Restate every entry verbatim; drop the pictures.

━━━━━━━━━━

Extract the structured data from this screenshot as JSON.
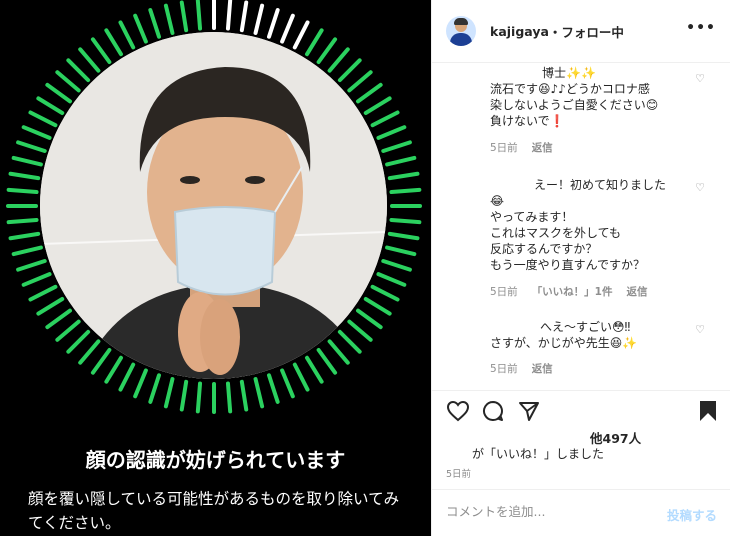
{
  "media": {
    "title": "顔の認識が妨げられています",
    "body": "顔を覆い隠している可能性があるものを取り除いてみてください。"
  },
  "header": {
    "username": "kajigaya",
    "follow": "・フォロー中",
    "more": "•••"
  },
  "comments": [
    {
      "lines": [
        "博士✨✨",
        "流石です😆♪♪どうかコロナ感",
        "染しないようご自愛ください😊",
        "負けないで❗"
      ],
      "time": "5日前",
      "reply": "返信",
      "likes": ""
    },
    {
      "lines": [
        "えー！初めて知りました",
        "😂",
        "やってみます！",
        "これはマスクを外しても",
        "反応するんですか？",
        "もう一度やり直すんですか？"
      ],
      "time": "5日前",
      "likes": "「いいね！」1件",
      "reply": "返信"
    },
    {
      "lines": [
        "へえ〜すごい😳‼",
        "さすが、かじがや先生😆✨"
      ],
      "time": "5日前",
      "reply": "返信",
      "likes": ""
    }
  ],
  "icons": {
    "like": "heart-icon",
    "comment": "comment-icon",
    "share": "share-icon",
    "save": "bookmark-icon"
  },
  "post": {
    "likes_count": "他497人",
    "liked_by": "が「いいね！」しました",
    "time": "5日前"
  },
  "composer": {
    "placeholder": "コメントを追加...",
    "post_label": "投稿する"
  },
  "colors": {
    "ring_active": "#2bd15f",
    "ring_inactive": "#ffffff",
    "link": "#b3dbff"
  }
}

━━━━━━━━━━

REPLY:
Extract the structured data from this screenshot as JSON.
{
  "media": {
    "title": "顔の認識が妨げられています",
    "body": "顔を覆い隠している可能性があるものを取り除いてみてください。"
  },
  "header": {
    "username": "kajigaya",
    "follow": "・フォロー中",
    "more": "•••"
  },
  "comments": [
    {
      "lines": [
        "博士✨✨",
        "流石です😆♪♪どうかコロナ感",
        "染しないようご自愛ください😊",
        "負けないで❗"
      ],
      "time": "5日前",
      "reply": "返信",
      "likes": ""
    },
    {
      "lines": [
        "えー！初めて知りました",
        "😂",
        "やってみます！",
        "これはマスクを外しても",
        "反応するんですか？",
        "もう一度やり直すんですか？"
      ],
      "time": "5日前",
      "likes": "「いいね！」1件",
      "reply": "返信"
    },
    {
      "lines": [
        "へえ〜すごい😳‼",
        "さすが、かじがや先生😆✨"
      ],
      "time": "5日前",
      "reply": "返信",
      "likes": ""
    }
  ],
  "icons": {
    "like": "heart-icon",
    "comment": "comment-icon",
    "share": "share-icon",
    "save": "bookmark-icon"
  },
  "post": {
    "likes_count": "他497人",
    "liked_by": "が「いいね！」しました",
    "time": "5日前"
  },
  "composer": {
    "placeholder": "コメントを追加...",
    "post_label": "投稿する"
  },
  "colors": {
    "ring_active": "#2bd15f",
    "ring_inactive": "#ffffff",
    "link": "#b3dbff"
  }
}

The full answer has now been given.